Problem to work on
Wherever the string "this" appears in the records, return the line that holds it.

Entries from a dataset of interfaces
● ● ●
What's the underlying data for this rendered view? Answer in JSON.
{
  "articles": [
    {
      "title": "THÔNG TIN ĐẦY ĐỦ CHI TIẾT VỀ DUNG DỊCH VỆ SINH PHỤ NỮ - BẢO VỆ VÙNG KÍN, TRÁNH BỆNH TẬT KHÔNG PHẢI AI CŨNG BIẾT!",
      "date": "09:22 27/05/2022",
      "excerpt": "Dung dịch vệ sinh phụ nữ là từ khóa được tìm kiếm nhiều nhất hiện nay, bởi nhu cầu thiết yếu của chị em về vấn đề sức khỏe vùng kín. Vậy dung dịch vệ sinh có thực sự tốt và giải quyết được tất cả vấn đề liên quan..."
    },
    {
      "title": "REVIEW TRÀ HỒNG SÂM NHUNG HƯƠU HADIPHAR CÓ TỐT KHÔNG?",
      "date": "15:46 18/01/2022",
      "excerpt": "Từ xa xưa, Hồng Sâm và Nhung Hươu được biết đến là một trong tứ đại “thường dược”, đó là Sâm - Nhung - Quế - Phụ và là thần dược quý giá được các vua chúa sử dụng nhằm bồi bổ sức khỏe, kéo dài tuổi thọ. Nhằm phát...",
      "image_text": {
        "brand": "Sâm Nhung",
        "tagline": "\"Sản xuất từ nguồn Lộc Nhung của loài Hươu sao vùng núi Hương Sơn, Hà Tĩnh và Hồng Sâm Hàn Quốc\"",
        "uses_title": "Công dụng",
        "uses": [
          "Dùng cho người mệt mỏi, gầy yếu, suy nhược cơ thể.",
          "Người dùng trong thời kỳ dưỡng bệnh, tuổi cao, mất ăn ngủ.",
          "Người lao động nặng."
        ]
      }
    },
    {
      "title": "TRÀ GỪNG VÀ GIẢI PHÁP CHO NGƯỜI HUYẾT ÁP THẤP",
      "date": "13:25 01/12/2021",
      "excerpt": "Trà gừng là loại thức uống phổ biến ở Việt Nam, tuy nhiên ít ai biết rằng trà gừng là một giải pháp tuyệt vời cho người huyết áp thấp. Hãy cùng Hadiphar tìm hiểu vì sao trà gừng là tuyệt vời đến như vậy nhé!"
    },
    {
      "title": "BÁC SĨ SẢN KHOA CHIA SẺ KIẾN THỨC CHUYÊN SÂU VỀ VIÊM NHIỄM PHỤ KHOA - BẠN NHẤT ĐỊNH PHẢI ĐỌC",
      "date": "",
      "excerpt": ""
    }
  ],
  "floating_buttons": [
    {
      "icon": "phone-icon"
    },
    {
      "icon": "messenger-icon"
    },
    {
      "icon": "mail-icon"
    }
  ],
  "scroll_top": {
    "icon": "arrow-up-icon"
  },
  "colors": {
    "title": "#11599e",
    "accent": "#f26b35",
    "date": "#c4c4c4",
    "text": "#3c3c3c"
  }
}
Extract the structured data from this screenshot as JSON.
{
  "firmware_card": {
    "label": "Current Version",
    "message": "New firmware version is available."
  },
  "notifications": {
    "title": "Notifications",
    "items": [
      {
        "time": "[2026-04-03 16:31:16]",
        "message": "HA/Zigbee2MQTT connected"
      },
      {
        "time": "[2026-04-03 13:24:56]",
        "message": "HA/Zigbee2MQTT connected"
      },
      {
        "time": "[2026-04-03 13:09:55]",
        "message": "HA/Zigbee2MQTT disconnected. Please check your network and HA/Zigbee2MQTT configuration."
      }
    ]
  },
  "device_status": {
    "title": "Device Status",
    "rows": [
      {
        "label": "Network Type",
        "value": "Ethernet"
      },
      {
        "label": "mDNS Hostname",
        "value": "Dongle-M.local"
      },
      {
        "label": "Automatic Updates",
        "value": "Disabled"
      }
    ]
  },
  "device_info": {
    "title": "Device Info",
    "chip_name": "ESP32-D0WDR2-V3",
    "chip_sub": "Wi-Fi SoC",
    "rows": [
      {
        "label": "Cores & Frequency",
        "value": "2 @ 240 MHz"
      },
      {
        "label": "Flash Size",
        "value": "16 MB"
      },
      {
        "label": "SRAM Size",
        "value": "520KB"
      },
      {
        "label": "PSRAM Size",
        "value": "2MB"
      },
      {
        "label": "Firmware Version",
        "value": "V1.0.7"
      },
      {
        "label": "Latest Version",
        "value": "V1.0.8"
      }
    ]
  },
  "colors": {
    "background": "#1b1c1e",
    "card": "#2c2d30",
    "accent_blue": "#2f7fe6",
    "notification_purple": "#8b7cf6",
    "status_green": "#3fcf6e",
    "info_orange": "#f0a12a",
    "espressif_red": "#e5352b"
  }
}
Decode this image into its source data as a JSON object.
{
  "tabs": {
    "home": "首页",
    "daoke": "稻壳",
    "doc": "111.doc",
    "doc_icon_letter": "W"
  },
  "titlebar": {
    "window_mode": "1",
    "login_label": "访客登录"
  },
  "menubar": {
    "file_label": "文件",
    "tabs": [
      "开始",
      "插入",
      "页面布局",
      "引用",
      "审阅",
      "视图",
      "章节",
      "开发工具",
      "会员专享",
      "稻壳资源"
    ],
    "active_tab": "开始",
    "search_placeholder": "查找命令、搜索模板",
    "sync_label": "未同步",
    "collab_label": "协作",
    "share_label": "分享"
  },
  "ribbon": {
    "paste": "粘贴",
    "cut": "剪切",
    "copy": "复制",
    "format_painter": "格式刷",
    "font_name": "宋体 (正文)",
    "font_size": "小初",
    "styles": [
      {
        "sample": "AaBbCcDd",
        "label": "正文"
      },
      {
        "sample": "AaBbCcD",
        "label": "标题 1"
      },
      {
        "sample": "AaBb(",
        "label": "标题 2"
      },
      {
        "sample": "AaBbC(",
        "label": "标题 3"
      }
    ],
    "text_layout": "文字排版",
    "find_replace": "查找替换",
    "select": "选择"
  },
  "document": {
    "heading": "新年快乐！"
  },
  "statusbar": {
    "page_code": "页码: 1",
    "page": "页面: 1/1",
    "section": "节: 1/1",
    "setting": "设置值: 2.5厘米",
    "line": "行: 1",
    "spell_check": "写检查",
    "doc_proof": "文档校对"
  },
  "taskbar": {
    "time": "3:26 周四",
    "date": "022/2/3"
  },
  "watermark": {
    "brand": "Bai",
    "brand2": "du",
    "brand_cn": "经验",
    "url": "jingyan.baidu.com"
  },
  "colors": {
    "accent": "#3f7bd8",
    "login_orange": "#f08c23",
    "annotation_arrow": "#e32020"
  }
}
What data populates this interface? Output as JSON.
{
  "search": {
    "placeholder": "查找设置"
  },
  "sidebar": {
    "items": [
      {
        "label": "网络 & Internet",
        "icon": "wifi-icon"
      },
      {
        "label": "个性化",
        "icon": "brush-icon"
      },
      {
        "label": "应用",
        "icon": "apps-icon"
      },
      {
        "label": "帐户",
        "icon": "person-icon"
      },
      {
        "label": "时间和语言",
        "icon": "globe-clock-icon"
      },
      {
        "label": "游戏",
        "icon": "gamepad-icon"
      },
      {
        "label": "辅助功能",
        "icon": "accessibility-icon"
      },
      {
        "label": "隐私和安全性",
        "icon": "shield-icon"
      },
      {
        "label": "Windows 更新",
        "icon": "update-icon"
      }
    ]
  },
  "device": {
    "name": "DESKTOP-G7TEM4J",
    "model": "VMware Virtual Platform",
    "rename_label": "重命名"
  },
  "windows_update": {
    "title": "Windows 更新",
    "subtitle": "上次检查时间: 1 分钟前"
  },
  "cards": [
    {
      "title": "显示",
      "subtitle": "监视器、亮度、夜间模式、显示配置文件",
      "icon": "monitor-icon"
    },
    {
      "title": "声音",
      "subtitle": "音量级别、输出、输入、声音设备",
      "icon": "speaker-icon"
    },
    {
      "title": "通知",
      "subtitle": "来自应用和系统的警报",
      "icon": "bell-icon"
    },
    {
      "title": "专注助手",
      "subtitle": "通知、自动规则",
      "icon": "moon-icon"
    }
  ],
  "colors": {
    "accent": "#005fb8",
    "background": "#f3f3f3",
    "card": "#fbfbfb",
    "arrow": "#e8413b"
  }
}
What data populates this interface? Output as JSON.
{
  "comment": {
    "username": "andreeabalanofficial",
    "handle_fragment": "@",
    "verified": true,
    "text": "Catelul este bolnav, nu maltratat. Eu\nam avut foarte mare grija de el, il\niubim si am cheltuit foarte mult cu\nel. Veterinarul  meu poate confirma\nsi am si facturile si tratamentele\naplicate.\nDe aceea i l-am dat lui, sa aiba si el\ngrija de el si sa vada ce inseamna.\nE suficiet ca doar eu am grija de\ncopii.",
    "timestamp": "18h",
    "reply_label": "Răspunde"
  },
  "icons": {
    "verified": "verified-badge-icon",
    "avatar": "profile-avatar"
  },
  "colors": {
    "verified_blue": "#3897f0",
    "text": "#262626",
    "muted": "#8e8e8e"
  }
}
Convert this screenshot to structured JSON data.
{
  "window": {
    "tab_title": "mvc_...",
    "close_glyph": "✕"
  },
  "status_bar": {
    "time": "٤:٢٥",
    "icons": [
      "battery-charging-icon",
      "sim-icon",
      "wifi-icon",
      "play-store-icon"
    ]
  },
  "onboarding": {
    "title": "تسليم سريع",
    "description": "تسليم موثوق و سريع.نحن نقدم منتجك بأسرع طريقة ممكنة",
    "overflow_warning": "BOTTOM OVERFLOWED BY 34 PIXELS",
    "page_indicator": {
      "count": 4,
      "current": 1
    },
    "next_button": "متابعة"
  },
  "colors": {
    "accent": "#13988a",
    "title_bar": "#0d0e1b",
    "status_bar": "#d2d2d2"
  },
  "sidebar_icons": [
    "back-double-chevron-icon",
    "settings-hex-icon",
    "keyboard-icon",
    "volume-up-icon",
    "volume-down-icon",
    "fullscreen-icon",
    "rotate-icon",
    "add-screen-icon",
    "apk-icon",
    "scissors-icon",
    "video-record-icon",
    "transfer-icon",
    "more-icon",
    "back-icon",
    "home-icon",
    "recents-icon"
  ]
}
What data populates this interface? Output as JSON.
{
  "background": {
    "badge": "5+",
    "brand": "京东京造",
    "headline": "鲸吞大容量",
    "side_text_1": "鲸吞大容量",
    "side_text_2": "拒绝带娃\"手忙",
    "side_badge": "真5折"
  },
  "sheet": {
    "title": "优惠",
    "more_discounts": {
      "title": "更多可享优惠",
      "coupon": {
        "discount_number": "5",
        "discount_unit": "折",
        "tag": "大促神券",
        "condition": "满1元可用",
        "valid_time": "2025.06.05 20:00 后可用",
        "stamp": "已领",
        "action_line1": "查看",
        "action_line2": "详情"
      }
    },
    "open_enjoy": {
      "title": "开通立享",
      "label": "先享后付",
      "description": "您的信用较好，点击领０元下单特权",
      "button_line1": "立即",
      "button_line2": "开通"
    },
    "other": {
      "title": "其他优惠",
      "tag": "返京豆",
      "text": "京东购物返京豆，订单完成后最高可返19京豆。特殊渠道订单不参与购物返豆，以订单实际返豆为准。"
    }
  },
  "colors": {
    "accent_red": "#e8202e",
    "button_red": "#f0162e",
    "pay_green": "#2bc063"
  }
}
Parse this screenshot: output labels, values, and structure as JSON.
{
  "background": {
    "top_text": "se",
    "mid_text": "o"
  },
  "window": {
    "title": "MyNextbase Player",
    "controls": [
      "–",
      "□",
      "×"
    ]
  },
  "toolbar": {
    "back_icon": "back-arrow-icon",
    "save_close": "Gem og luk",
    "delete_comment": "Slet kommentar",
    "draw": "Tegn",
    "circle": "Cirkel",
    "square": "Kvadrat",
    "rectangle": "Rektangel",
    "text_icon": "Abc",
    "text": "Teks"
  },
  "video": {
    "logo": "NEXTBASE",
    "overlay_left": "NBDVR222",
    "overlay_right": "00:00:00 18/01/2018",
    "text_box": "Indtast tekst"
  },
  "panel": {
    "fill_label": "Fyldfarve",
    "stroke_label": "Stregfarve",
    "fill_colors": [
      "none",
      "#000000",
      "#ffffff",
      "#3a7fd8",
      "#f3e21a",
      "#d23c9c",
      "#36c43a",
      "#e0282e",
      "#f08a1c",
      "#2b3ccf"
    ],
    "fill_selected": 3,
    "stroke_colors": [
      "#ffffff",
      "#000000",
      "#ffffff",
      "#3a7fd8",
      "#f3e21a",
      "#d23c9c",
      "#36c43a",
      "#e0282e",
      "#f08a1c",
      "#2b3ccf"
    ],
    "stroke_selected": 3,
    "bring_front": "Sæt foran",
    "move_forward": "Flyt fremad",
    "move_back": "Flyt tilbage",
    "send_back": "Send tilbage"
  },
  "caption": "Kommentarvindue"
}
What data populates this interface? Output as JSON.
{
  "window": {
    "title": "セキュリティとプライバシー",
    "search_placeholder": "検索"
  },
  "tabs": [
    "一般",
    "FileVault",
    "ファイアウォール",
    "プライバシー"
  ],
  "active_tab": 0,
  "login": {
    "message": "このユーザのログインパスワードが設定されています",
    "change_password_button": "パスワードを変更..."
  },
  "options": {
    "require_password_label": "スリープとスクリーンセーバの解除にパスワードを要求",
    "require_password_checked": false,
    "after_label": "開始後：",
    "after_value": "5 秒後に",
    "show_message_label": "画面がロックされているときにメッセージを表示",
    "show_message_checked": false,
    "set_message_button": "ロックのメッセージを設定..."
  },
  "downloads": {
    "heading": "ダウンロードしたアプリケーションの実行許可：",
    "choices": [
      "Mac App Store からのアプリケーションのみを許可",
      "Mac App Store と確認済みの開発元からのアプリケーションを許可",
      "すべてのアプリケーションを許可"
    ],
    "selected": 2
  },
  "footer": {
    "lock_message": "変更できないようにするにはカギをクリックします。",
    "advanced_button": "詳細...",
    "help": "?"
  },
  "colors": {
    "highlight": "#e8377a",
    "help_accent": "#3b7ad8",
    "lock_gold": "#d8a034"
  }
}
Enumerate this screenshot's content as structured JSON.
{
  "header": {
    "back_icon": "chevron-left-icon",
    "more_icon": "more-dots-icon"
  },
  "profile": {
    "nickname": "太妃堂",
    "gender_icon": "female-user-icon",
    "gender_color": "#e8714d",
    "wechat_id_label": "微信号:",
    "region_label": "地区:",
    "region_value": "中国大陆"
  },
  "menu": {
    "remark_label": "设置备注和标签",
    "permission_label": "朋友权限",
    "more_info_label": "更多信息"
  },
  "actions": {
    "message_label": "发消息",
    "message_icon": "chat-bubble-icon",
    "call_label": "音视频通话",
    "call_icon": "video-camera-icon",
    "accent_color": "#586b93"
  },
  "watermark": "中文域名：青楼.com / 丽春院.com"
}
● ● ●
Task response
What's the underlying data for this rendered view? Answer in JSON.
Extract the structured data from this screenshot as JSON.
Decode this image into its source data as a JSON object.
What data populates this interface? Output as JSON.
What data populates this interface? Output as JSON.
Convert this screenshot to structured JSON data.
What data populates this interface? Output as JSON.
Parse this screenshot: output labels, values, and structure as JSON.
What data populates this interface? Output as JSON.
Enumerate this screenshot's content as structured JSON.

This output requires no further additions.